Exploring Franchises Under 100k: What to Consider
Franchise ownership is an attractive idea for many entrepreneurs, especially those in the Fresno, California area. Starting a business from scratch is very expensive, can take up a lot of resources and time, and is risky. Investing in a franchise offers an alternative that can be less risky and more cost-effective. Moreover, buying a franchise that costs under $100,000 may be feasible for more prospective investors than costly start-ups.
Below, we examine the key things investors and franchisees should consider when exploring franchises under $100,000 in Fresno, California.
1. Research Location
The Fresno market is competitive and therefore it is important to do thorough research to select a franchise business that is likely to succeed. Look at the advantages and disadvantages of the location in Fresno, California, neighborhood competitive forces, and the particular franchise business’s ability to generate cash flow and profits.
Location should be the number one factor when evaluating a franchise. Conduct a demographic and industry analysis to determine if there is an ideal location for the franchise concept. Above all, assess your local competition. How will your franchise differentiate and stand out in the market?
2. Evaluate the Franchise System
Another important step in selecting a franchise is to assess the franchisor’s business system. This includes researching the company’s history, management, and training and support system.
Invest in franchisors who have been in business for a number of years and have a good track record. Also, consider the brand reputation and customer reviews. As a franchisee, you are taking on an established business and brand, so ensure that it is a good fit and that you can live up to the expectations of the franchisor and customers.
3. Understand the Financial Model
The financial model of any franchise is an important factor. Research the company’s projected performance that includes projected revenue, income and expenses. Also, review the franchisor’s overhead costs, costs of inventory and supplies, and marketing and advertising expenses. Consider the total investment needed to purchase the franchise which includes the initial franchise fee, ongoing royalties, and estimated working capital through the store’s break-even date. Moreover, review the franchisor’s estimated financial statements, including the projected income statement, balance sheet and cash flow, to get a better sense of the expected expenses and revenue.
4. Investigate Franchisees’ Experiences
Interacting with other franchisees is essential to assessing the performance of a franchise. Franchisees can provide a valuable perspective on the franchisor’s current performance and the success of the franchise system. Reach out to the current franchisees and ask questions about their experience including total expenses, revenues, rate of return, training, support, and satisfaction.
5. Plan for Growth
Many investors are looking not only to make money from the existing system but also to grow a bigger business over time. With any franchise, consider the prospects for expansion. What is stopping the franchisor and franchisees from growing into new markets or locations? Does the franchisor limit your territory, or can you expand into adjacent markets or other cities?
6. Seek Professional Advice
Finally, when considering a franchise business, seek professional advice on the best business that fits your needs and skills.

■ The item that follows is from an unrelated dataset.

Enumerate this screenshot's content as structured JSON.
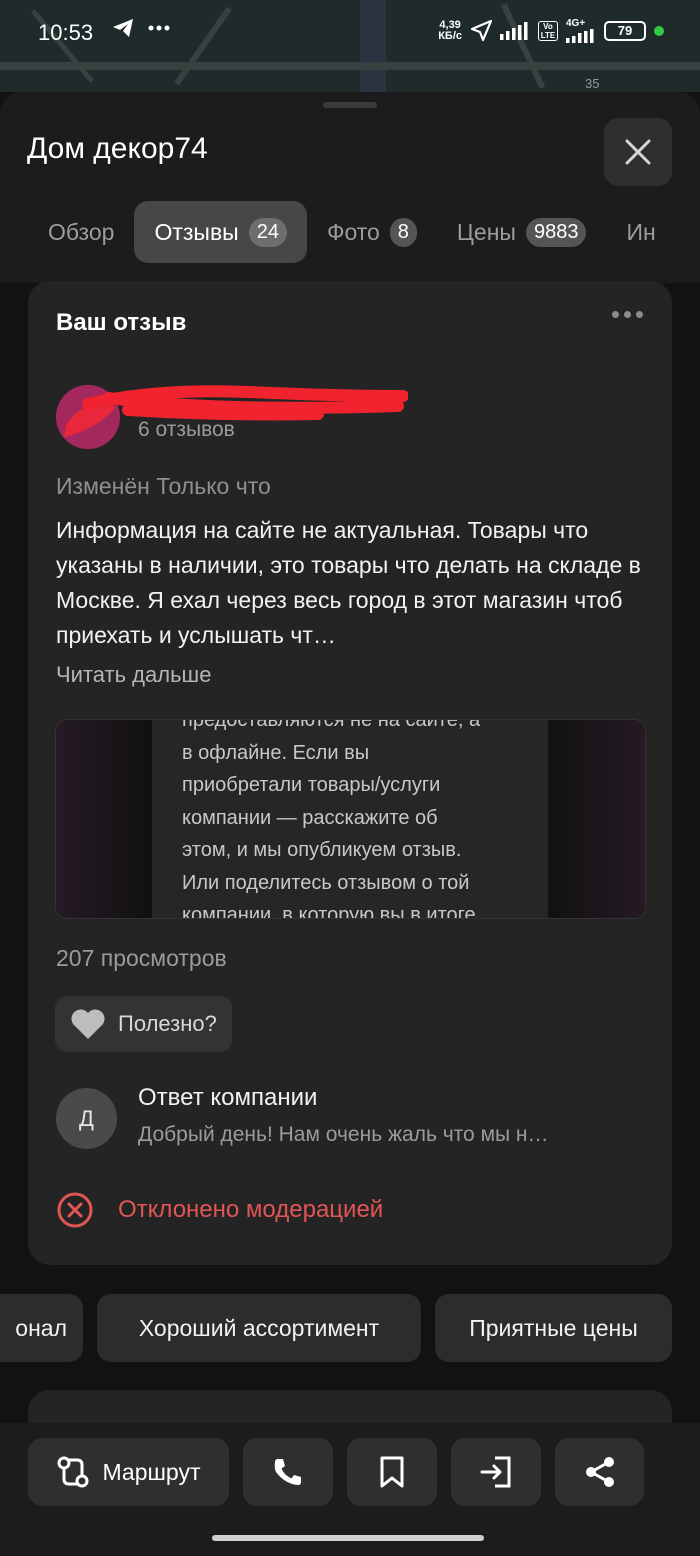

A good franchise advisor can provide significant improvements in cost savings, operational models, and access to financial backing, which can help you maximize your potential return on investment.
These are just some of the things that investors and franchisees should consider when buying a franchise. To make an informed decision, do thorough research on the franchise system and why it is best for you. Franchise ownership is a big decision and an investment that has the potential to yield great returns. With the right research and preparation, you can find the perfect franchise opportunity that matches your needs, skills, and goals.